Exercise prompt
Count each line below that has "presenting" anywhere in it. Answer with the total alone.

Element data from apps and pages:
++++++

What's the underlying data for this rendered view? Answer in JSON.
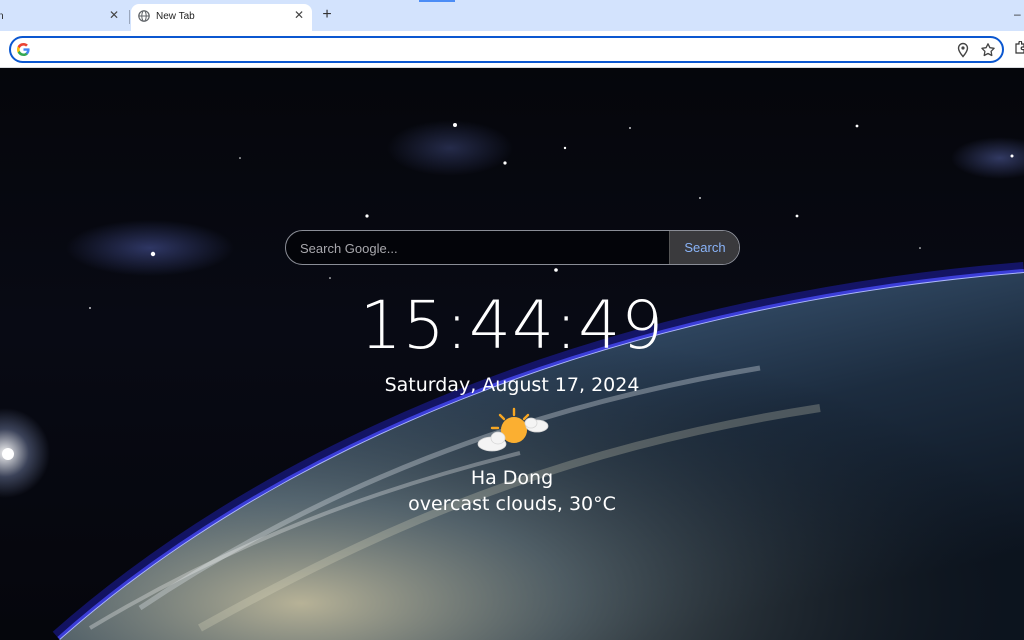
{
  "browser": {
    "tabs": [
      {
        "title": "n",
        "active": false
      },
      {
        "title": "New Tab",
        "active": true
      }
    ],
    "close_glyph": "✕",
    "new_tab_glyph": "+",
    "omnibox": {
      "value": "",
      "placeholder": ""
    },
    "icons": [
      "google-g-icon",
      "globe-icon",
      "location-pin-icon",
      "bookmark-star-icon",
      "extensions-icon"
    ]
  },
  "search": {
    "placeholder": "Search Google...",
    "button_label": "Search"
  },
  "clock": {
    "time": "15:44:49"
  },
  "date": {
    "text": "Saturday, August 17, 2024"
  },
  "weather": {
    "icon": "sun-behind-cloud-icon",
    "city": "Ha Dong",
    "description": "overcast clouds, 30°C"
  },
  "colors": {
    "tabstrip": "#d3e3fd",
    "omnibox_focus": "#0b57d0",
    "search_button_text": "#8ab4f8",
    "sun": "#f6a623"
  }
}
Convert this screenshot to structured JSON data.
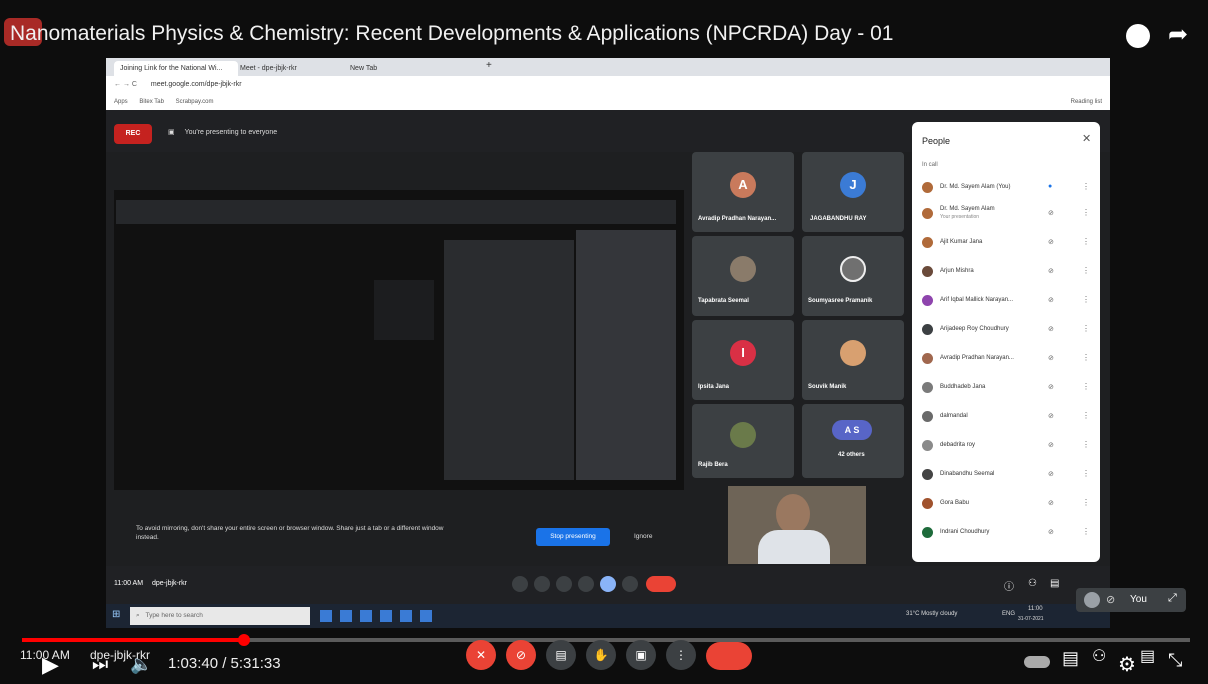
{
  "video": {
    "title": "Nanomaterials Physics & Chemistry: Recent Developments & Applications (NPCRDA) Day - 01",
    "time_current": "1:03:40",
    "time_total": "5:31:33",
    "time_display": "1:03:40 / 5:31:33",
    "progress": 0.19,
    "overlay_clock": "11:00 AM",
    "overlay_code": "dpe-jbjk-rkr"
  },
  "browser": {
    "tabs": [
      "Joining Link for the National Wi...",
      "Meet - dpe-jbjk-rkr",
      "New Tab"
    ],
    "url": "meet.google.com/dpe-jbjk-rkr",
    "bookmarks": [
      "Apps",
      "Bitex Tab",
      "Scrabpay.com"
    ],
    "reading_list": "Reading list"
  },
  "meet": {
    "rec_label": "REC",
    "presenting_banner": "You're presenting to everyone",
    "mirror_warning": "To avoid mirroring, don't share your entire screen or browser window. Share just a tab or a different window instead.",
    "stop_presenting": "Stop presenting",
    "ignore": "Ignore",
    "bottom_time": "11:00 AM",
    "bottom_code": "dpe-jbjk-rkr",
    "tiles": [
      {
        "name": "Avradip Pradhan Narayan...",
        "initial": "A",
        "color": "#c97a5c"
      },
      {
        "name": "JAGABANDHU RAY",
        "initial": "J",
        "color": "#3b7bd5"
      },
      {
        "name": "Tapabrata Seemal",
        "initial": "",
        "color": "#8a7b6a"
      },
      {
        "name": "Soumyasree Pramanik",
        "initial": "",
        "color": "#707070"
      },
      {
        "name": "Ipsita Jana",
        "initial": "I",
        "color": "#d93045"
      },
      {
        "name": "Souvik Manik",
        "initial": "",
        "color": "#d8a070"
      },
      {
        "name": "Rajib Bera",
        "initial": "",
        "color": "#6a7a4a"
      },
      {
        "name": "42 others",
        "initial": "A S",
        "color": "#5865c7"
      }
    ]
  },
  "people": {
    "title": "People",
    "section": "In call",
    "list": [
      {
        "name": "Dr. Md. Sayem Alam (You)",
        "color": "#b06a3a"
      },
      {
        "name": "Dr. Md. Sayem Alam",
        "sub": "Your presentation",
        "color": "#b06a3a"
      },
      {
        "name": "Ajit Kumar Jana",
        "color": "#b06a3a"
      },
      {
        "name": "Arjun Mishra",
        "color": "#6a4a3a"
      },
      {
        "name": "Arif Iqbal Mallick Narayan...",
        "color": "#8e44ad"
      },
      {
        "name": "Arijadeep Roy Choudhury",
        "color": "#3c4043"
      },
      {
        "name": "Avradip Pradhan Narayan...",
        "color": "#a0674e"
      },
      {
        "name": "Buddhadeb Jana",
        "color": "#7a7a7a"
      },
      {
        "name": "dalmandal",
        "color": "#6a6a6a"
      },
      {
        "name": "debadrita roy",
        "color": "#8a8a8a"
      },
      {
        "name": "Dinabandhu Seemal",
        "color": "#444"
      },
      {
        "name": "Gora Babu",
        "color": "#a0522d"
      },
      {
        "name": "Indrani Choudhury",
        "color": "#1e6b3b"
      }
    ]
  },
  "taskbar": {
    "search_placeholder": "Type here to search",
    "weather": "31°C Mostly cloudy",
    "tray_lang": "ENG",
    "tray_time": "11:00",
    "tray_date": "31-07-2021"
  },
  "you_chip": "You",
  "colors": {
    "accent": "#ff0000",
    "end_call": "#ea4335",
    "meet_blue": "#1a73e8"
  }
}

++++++

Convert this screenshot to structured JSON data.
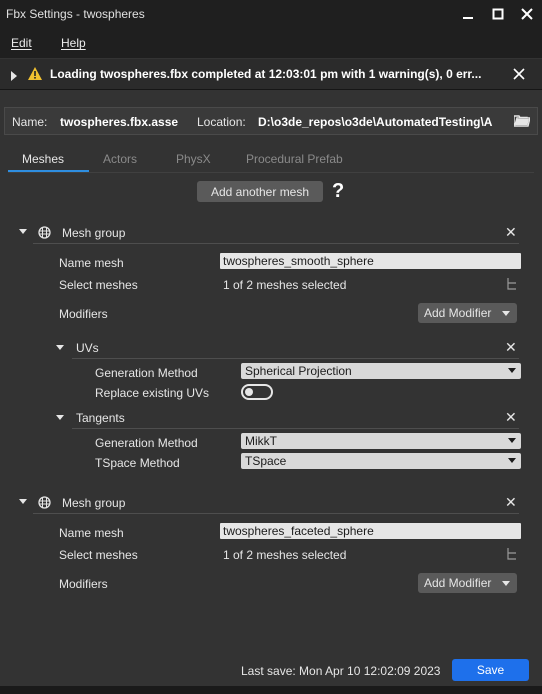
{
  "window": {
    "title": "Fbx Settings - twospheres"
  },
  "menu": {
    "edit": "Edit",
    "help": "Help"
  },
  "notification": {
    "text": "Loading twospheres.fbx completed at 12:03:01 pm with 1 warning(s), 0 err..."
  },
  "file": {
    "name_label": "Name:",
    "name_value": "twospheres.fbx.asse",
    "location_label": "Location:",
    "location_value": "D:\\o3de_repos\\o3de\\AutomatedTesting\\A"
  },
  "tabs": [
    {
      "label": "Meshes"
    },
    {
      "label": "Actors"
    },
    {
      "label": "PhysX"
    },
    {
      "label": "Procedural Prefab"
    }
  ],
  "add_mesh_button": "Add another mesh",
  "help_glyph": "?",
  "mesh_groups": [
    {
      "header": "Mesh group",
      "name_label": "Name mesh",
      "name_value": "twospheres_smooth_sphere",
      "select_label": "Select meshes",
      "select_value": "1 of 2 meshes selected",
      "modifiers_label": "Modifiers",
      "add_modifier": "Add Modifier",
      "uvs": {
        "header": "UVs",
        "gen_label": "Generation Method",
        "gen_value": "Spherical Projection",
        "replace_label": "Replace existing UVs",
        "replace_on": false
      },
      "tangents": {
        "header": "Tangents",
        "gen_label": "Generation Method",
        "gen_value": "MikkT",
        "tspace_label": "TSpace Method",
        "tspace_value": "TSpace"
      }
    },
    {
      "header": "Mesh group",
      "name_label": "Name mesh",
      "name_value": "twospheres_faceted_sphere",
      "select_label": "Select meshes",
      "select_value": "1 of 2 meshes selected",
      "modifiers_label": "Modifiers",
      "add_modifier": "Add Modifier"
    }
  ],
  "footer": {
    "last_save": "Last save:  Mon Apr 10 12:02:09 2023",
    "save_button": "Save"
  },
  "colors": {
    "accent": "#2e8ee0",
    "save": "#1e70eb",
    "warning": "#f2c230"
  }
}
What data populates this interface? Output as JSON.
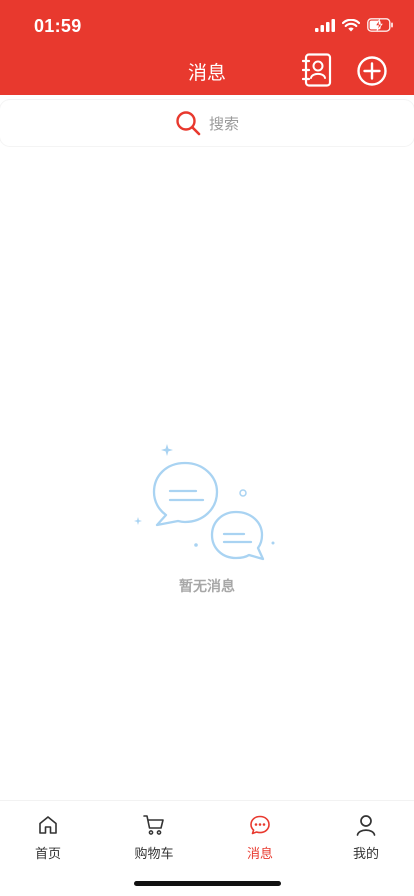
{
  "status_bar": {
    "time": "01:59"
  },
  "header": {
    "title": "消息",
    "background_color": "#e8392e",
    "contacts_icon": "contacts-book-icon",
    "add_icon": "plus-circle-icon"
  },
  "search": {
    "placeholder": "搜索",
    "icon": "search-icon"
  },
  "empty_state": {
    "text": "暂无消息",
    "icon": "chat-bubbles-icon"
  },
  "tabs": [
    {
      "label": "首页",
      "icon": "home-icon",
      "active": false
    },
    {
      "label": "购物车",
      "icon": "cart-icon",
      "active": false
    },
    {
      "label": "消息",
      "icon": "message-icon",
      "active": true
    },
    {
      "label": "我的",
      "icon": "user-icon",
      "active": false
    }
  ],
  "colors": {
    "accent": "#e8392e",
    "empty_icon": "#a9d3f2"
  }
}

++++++

Response to the task
2